History is repeating itself. In 2004, the Summer Games of the XXVIII Olympiad will be held in Athens, Greece, home of the first Olympiad revival of the modern games held in 1896, as well as the original ancient games, which are believed to have begun in the year 776 B.C.
This merging of the games' origins with the future-focused spirit of Canadian Olympic hopefuls has resulted in two inspiring stamps. The 16-stamp pane se-tenant domestic (49¢) issue features both a tribute to women's soccer and, with the marathon, a creative invocation of the games' history. The stamps were designed by veteran stamp designer Pierre-Yves Pelletier, who has designed more than 100 stamps for Canada Post.
The soccer stamp is inspired by the tremendous growth in popularity of women's soccer, which led to its inclusion in the games in 1996. The photos of the soccer players (young girls from 10 to 13) were shot at school and community soccer fields in the National Capital Region by Photolux Studio/Imagination Photo Services.
Says designer Pierre-Yves Pelletier, "The background, composed of a range of greens, recalls the grounds on which the game is played.

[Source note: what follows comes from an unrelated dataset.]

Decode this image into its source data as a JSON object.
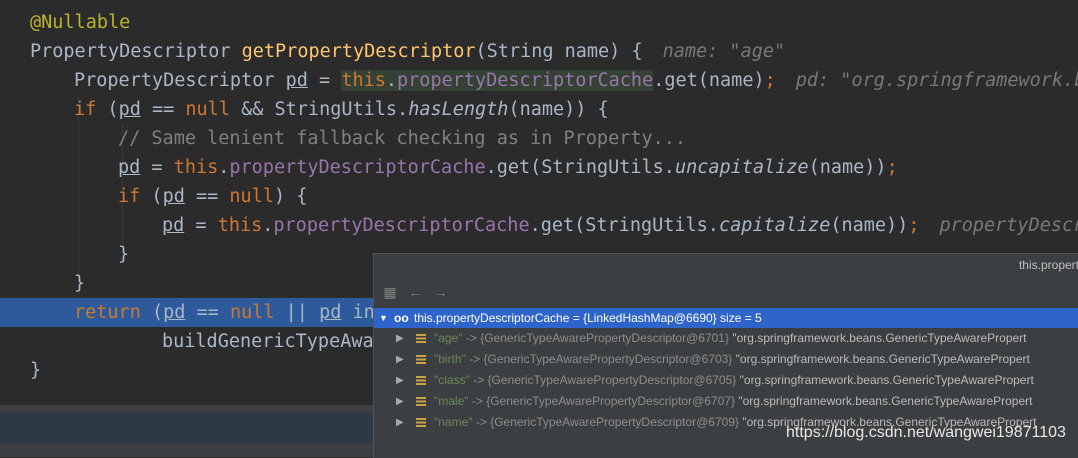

The word 'Canada' appears as if embroidered on the net. In front, the girls are playing a match in the full vigour of a promising youth." Pelletier adds that the stamp symbolizes our youth as a source of hope and inspiration for the future.
The second stamp pays homage to the marathon and the history of the games. The marathon was first introduced in the Modern Olympic Games of 1896 in Athens, and was originally a 40-kilometre race from Marathon, northeast of Athens, to the Olympic Stadium. According to Pelletier, "set against a palette of earthy hues, inspired by the ceramic art of Ancient Greece, the silhouette of a runner and the picture of Spyros Louis, Greek winner of the 1896 Olympic marathon, stand out, illustrating the link between the Ancient and Modern Olympic Games." The background contains the image of an athletic track that was used as a guide to construct and group together the letters that make up the word "Athens" in the Greek language. The historical photo is courtesy of The Olympic Archives.
For more information on the history of the Olympics and upcoming games, visit www.olympic.org.